Drop the pictures and repeat the remaining data exactly.

::: DATA TO USE

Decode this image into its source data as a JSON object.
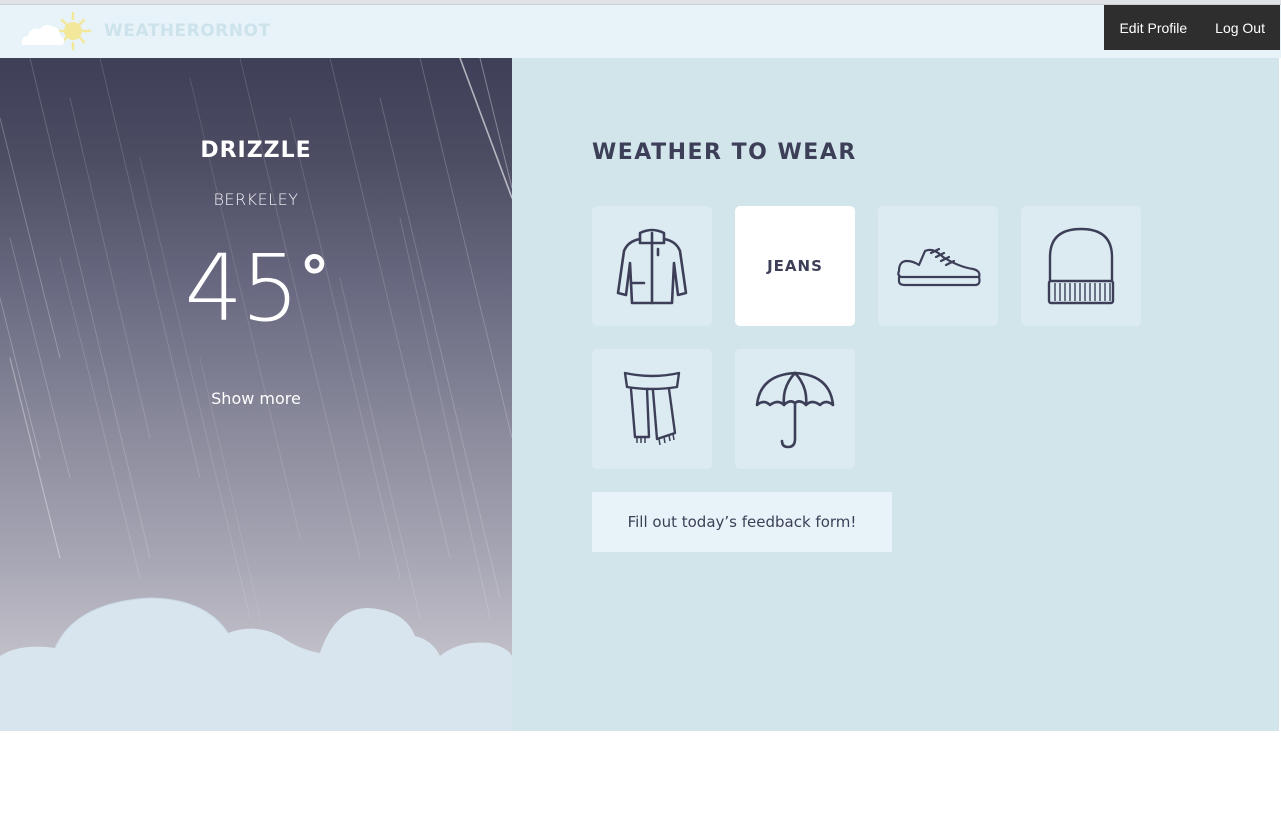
{
  "brand": {
    "name": "WEATHERORNOT",
    "icon": "cloud-sun-logo"
  },
  "nav": {
    "edit_profile": "Edit Profile",
    "log_out": "Log Out"
  },
  "weather": {
    "condition": "DRIZZLE",
    "city": "BERKELEY",
    "temperature": "45",
    "degree_symbol": "°",
    "show_more": "Show more"
  },
  "wear": {
    "title": "WEATHER TO WEAR",
    "items": [
      {
        "icon": "jacket-icon",
        "label": ""
      },
      {
        "icon": "",
        "label": "JEANS",
        "active": true
      },
      {
        "icon": "sneaker-icon",
        "label": ""
      },
      {
        "icon": "beanie-icon",
        "label": ""
      },
      {
        "icon": "scarf-icon",
        "label": ""
      },
      {
        "icon": "umbrella-icon",
        "label": ""
      }
    ],
    "feedback": "Fill out today’s feedback form!"
  },
  "colors": {
    "navbar_bg": "#e7f3f8",
    "nav_actions_bg": "#2e2e2e",
    "panel_dark": "#3e3f58",
    "wear_panel_bg": "#d2e5eb",
    "tile_bg": "#dcebf1",
    "text_dark": "#3d3f58"
  }
}
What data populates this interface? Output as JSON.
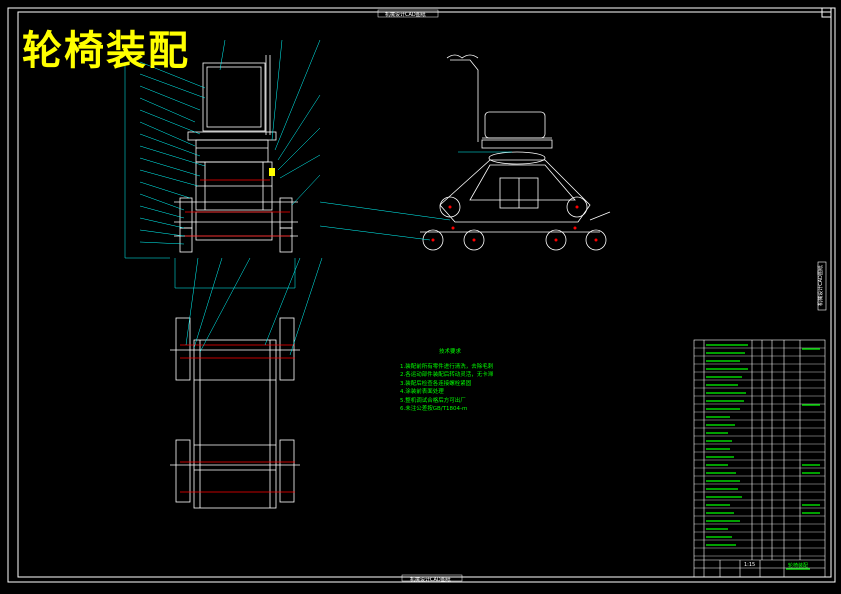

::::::

### ANSWER
Decode this image into its source data as a JSON object.
{
  "brand": {
    "name": "WEATHERORNOT",
    "icon": "cloud-sun-logo"
  },
  "nav": {
    "edit_profile": "Edit Profile",
    "log_out": "Log Out"
  },
  "weather": {
    "condition": "DRIZZLE",
    "city": "BERKELEY",
    "temperature": "45",
    "degree_symbol": "°",
    "show_more": "Show more"
  },
  "wear": {
    "title": "WEATHER TO WEAR",
    "items": [
      {
        "icon": "jacket-icon",
        "label": ""
      },
      {
        "icon": "",
        "label": "JEANS",
        "active": true
      },
      {
        "icon": "sneaker-icon",
        "label": ""
      },
      {
        "icon": "beanie-icon",
        "label": ""
      },
      {
        "icon": "scarf-icon",
        "label": ""
      },
      {
        "icon": "umbrella-icon",
        "label": ""
      }
    ],
    "feedback": "Fill out today’s feedback form!"
  },
  "colors": {
    "navbar_bg": "#e7f3f8",
    "nav_actions_bg": "#2e2e2e",
    "panel_dark": "#3e3f58",
    "wear_panel_bg": "#d2e5eb",
    "tile_bg": "#dcebf1",
    "text_dark": "#3d3f58"
  }
}
What data populates this interface? Output as JSON.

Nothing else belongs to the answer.